All lines from the one that mentions "Give me the" through the last of the entries below must be copied exactly, with both ends kept.

Dataset rows describing interfaces
· · · · ·

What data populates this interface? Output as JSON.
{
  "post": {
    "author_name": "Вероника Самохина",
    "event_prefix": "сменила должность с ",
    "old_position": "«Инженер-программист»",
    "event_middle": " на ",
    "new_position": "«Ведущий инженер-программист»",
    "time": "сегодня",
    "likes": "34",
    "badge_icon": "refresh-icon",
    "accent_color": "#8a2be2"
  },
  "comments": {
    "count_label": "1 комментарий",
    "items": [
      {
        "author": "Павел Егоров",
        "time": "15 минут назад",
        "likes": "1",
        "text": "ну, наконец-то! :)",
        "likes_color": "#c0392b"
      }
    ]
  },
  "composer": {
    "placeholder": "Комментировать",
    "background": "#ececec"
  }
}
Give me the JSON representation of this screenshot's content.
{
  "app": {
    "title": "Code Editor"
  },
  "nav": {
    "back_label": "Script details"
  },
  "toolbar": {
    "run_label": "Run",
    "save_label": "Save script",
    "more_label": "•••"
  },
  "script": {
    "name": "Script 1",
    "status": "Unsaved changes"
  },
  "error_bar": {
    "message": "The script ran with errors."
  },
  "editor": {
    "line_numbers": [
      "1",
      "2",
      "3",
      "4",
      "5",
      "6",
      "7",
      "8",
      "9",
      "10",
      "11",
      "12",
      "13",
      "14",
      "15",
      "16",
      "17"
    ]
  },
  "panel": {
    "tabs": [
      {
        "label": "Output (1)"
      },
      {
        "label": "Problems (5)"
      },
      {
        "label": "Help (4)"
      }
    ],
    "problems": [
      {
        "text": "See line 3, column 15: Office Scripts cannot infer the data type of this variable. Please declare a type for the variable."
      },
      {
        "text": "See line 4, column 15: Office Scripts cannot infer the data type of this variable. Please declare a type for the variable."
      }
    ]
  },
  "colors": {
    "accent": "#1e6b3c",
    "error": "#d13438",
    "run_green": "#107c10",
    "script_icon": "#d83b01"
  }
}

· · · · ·

Answer for this exercise>
Give me the JSON representation of this screenshot's content.
{
  "app": {
    "title": "Code Editor"
  },
  "nav": {
    "back_label": "Script details"
  },
  "toolbar": {
    "run_label": "Run",
    "save_label": "Save script",
    "more_label": "•••"
  },
  "script": {
    "name": "Script 1",
    "status": "Unsaved changes"
  },
  "error_bar": {
    "message": "The script ran with errors."
  },
  "editor": {
    "line_numbers": [
      "1",
      "2",
      "3",
      "4",
      "5",
      "6",
      "7",
      "8",
      "9",
      "10",
      "11",
      "12",
      "13",
      "14",
      "15",
      "16",
      "17"
    ]
  },
  "panel": {
    "tabs": [
      {
        "label": "Output (1)"
      },
      {
        "label": "Problems (5)"
      },
      {
        "label": "Help (4)"
      }
    ],
    "problems": [
      {
        "text": "See line 3, column 15: Office Scripts cannot infer the data type of this variable. Please declare a type for the variable."
      },
      {
        "text": "See line 4, column 15: Office Scripts cannot infer the data type of this variable. Please declare a type for the variable."
      }
    ]
  },
  "colors": {
    "accent": "#1e6b3c",
    "error": "#d13438",
    "run_green": "#107c10",
    "script_icon": "#d83b01"
  }
}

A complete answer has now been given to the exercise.